Among the lines of the records below, copy those that hold the word "this".

** Data shown follows **

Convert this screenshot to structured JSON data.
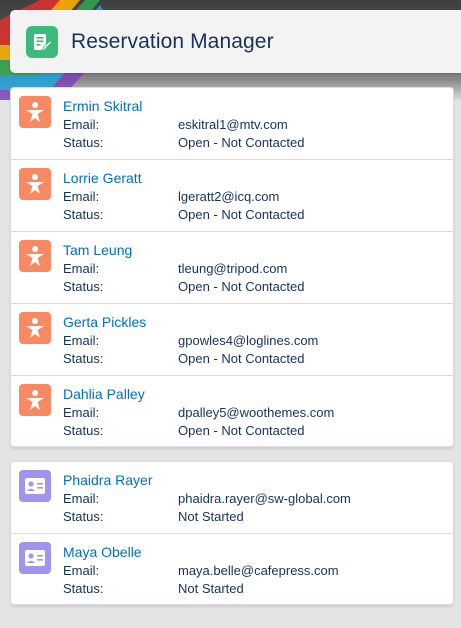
{
  "header": {
    "title": "Reservation Manager",
    "icon": "reservation-note-icon"
  },
  "labels": {
    "email": "Email:",
    "status": "Status:"
  },
  "colors": {
    "lead_badge": "#f88962",
    "contact_badge": "#a094ed",
    "app_icon": "#3bba7c",
    "link": "#006dcc"
  },
  "leads": [
    {
      "name": "Ermin Skitral",
      "email": "eskitral1@mtv.com",
      "status": "Open - Not Contacted",
      "icon": "lead-icon"
    },
    {
      "name": "Lorrie Geratt",
      "email": "lgeratt2@icq.com",
      "status": "Open - Not Contacted",
      "icon": "lead-icon"
    },
    {
      "name": "Tam Leung",
      "email": "tleung@tripod.com",
      "status": "Open - Not Contacted",
      "icon": "lead-icon"
    },
    {
      "name": "Gerta Pickles",
      "email": "gpowles4@loglines.com",
      "status": "Open - Not Contacted",
      "icon": "lead-icon"
    },
    {
      "name": "Dahlia Palley",
      "email": "dpalley5@woothemes.com",
      "status": "Open - Not Contacted",
      "icon": "lead-icon"
    }
  ],
  "contacts": [
    {
      "name": "Phaidra Rayer",
      "email": "phaidra.rayer@sw-global.com",
      "status": "Not Started",
      "icon": "contact-card-icon"
    },
    {
      "name": "Maya Obelle",
      "email": "maya.belle@cafepress.com",
      "status": "Not Started",
      "icon": "contact-card-icon"
    }
  ]
}
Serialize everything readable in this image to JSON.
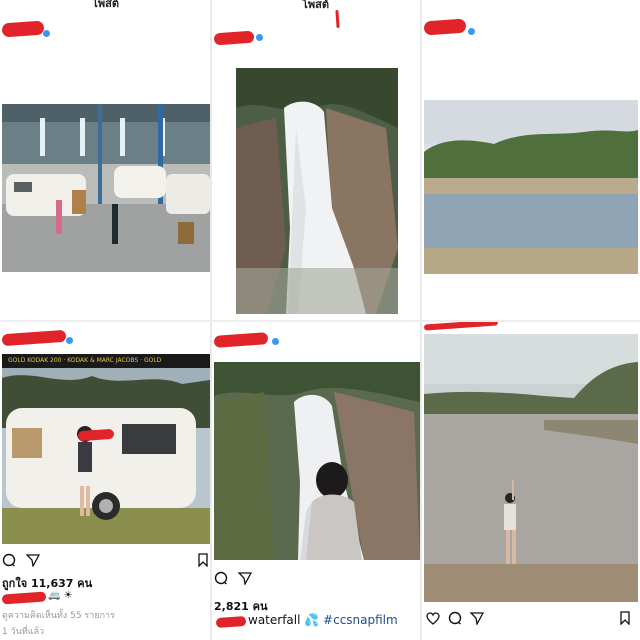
{
  "colors": {
    "redaction": "#e0242a",
    "verified": "#3897f0",
    "hashtag": "#1f4c8f"
  },
  "top_row": {
    "col1_header": "โพสต์",
    "col2_header": "โพสต์"
  },
  "bottom_row": {
    "col1": {
      "likes": "ถูกใจ 11,637 คน",
      "caption_emoji": "🚐 ☀",
      "view_comments": "ดูความคิดเห็นทั้ง 55 รายการ",
      "time": "1 วันที่แล้ว",
      "icons": [
        "comment-icon",
        "share-icon",
        "bookmark-icon"
      ]
    },
    "col2": {
      "likes": "2,821 คน",
      "caption_text": "waterfall",
      "caption_emoji": "💦",
      "hashtag": "#ccsnapfilm",
      "icons": [
        "comment-icon",
        "share-icon"
      ]
    },
    "col3": {
      "icons": [
        "heart-icon",
        "comment-icon",
        "share-icon",
        "bookmark-icon"
      ]
    }
  },
  "film_strip": {
    "text": "GOLD  KODAK 200  ·  KODAK & MARC JACOBS  ·  GOLD"
  }
}
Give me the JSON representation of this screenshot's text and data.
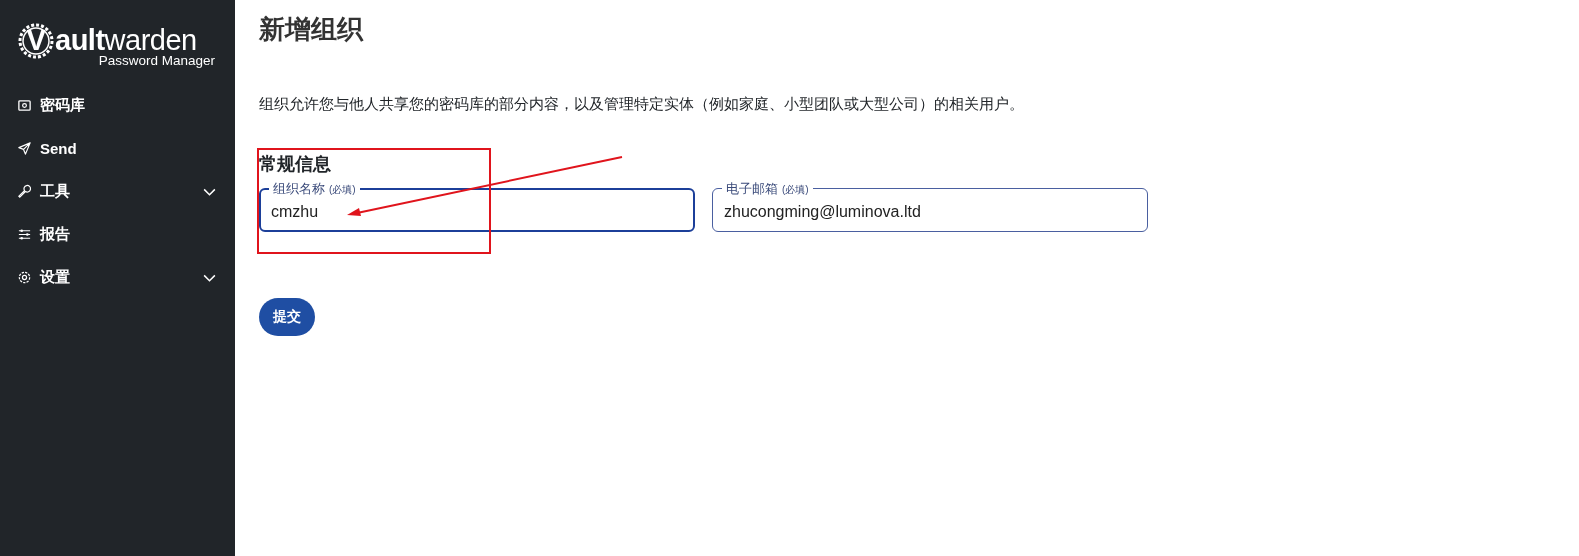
{
  "sidebar": {
    "logo": {
      "wordmark_mark": "V",
      "wordmark_bold": "ault",
      "wordmark_light": "warden",
      "tagline": "Password Manager"
    },
    "items": [
      {
        "label": "密码库",
        "kind": "link"
      },
      {
        "label": "Send",
        "kind": "link"
      },
      {
        "label": "工具",
        "kind": "group",
        "expanded": false
      },
      {
        "label": "报告",
        "kind": "link"
      },
      {
        "label": "设置",
        "kind": "group",
        "expanded": false
      }
    ]
  },
  "page": {
    "title": "新增组织",
    "description": "组织允许您与他人共享您的密码库的部分内容，以及管理特定实体（例如家庭、小型团队或大型公司）的相关用户。",
    "section_title": "常规信息",
    "fields": [
      {
        "label": "组织名称",
        "required_note": "(必填)",
        "value": "cmzhu",
        "focused": true
      },
      {
        "label": "电子邮箱",
        "required_note": "(必填)",
        "value": "zhucongming@luminova.ltd",
        "focused": false
      }
    ],
    "submit_button": "提交"
  },
  "annotations": [
    {
      "kind": "box"
    },
    {
      "kind": "arrow"
    }
  ]
}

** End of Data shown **

**Answer for the task**
Convert this screenshot to structured JSON data.
Serialize everything readable in this image to JSON.
Give me the JSON representation of this screenshot's text and data.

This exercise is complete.